Health and Reentry
Health and Reentry: Preliminary Findings of a Qualitative Study on the Health of Post-Incarcerated Women in Southern California
by Stephen Inrig, PhD, and Carolyn Conti, PhD
The United States maintains the highest percentage of female prisoners in the industrialized world. Consequently, thousands of formerly incarcerated women reenter American society daily. Health conditions complicate this transition: 90% of female releasees report chronic health conditions, and health problems are strongly associated with re-arrest and reincarceration. Upon reentry to civilian life, two-thirds of women report chronic physical conditions (versus one-half of men), and one-third report mental health problems (versus 15% of men). About two-thirds of both women and men report substance abuse problems. Mount Saint Mary’s University’s Healthy Reentry Working Group is studying the long-term health needs of releasees in Southern California. Preliminary research finds that health needs among female releasees are substantive and unaddressed. Releasees face logistical barriers to stability and care; report considerable rates of stress, depression and mental illness; experience sustained addiction and substance use problems; and report long histories of trauma. This study suggests health is intimately related to successful reentry, unmet health needs create reincarceration risks and health interventions may improve quality of life for returning women and their families.
About the Authors
STEPHEN INRIG, PhD, is an associate professor at Mount Saint Mary’s, where he serves as director of the graduate program in health policy and management, and director of interdisciplinary healthcare research. Inrig is the co-author of “The AIDS Pandemic: Searching for a Global Response” (Springer) and author of “North Carolina and the Problem of AIDS: Advocacy, Politics & Race in the South” (UNC Press). Inrig received his PhD from Duke University in the history of medicine (health policy), his MS in clinical sciences (health systems research) from the University of Texas-Southwestern Graduate School of Biomedical Sciences and his BA in history from the University of North Texas.

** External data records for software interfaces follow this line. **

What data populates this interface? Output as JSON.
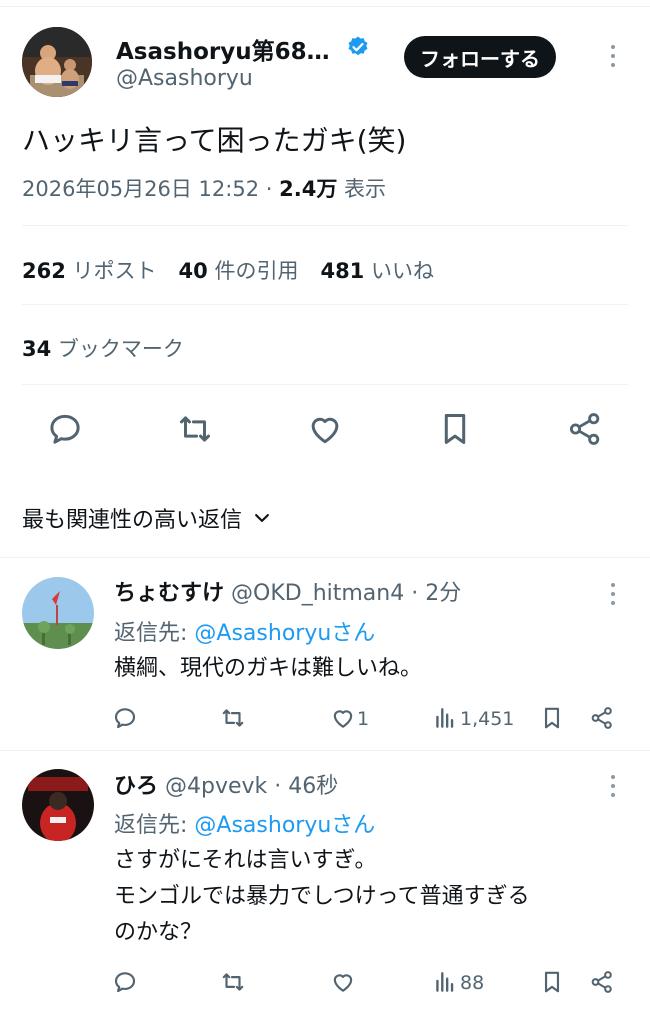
{
  "tweet": {
    "display_name": "Asashoryu第68…",
    "handle": "@Asashoryu",
    "follow_label": "フォローする",
    "text": "ハッキリ言って困ったガキ(笑)",
    "datetime": "2026年05月26日 12:52",
    "separator": "·",
    "views_count": "2.4万",
    "views_label": "表示",
    "reposts_count": "262",
    "reposts_label": "リポスト",
    "quotes_count": "40",
    "quotes_label": "件の引用",
    "likes_count": "481",
    "likes_label": "いいね",
    "bookmarks_count": "34",
    "bookmarks_label": "ブックマーク"
  },
  "sort": {
    "label": "最も関連性の高い返信"
  },
  "replies": [
    {
      "display_name": "ちょむすけ",
      "handle": "@OKD_hitman4",
      "time": "· 2分",
      "reply_to_prefix": "返信先:",
      "reply_to_handle": "@Asashoryuさん",
      "lines": [
        "横綱、現代のガキは難しいね。"
      ],
      "likes": "1",
      "views": "1,451"
    },
    {
      "display_name": "ひろ",
      "handle": "@4pvevk",
      "time": "· 46秒",
      "reply_to_prefix": "返信先:",
      "reply_to_handle": "@Asashoryuさん",
      "lines": [
        "さすがにそれは言いすぎ。",
        "モンゴルでは暴力でしつけって普通すぎる",
        "のかな？"
      ],
      "likes": "",
      "views": "88"
    }
  ],
  "colors": {
    "accent": "#1d9bf0",
    "text": "#0f1419",
    "muted": "#536471",
    "divider": "#eff3f4",
    "verified": "#1d9bf0"
  },
  "icons": [
    "verified-badge-icon",
    "more-icon",
    "reply-icon",
    "repost-icon",
    "like-icon",
    "bookmark-icon",
    "share-icon",
    "views-icon",
    "chevron-down-icon"
  ]
}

CAROLYN CONTI ‘19, PhD, is a retired computer systems engineer who earned her PhD in bioethics from Duquesne University in 2010. She is currently completing a graduate program in health policy and management at Mount Saint Mary’s University. Conti is interested in pursuing a career as an advocate for healthcare reform. Her particular focus is to bring healthcare and other social necessities to underserved populations, especially women who have recently been released from incarceration in jail or prison.
To learn more about the research and resources from the Center for the Advancement of Women at Mount Saint Mary’s University, visit msmu.edu/CAW. Or contact the director, Emerald Archer, PhD, at firstname.lastname@example.org or 213.477.2544.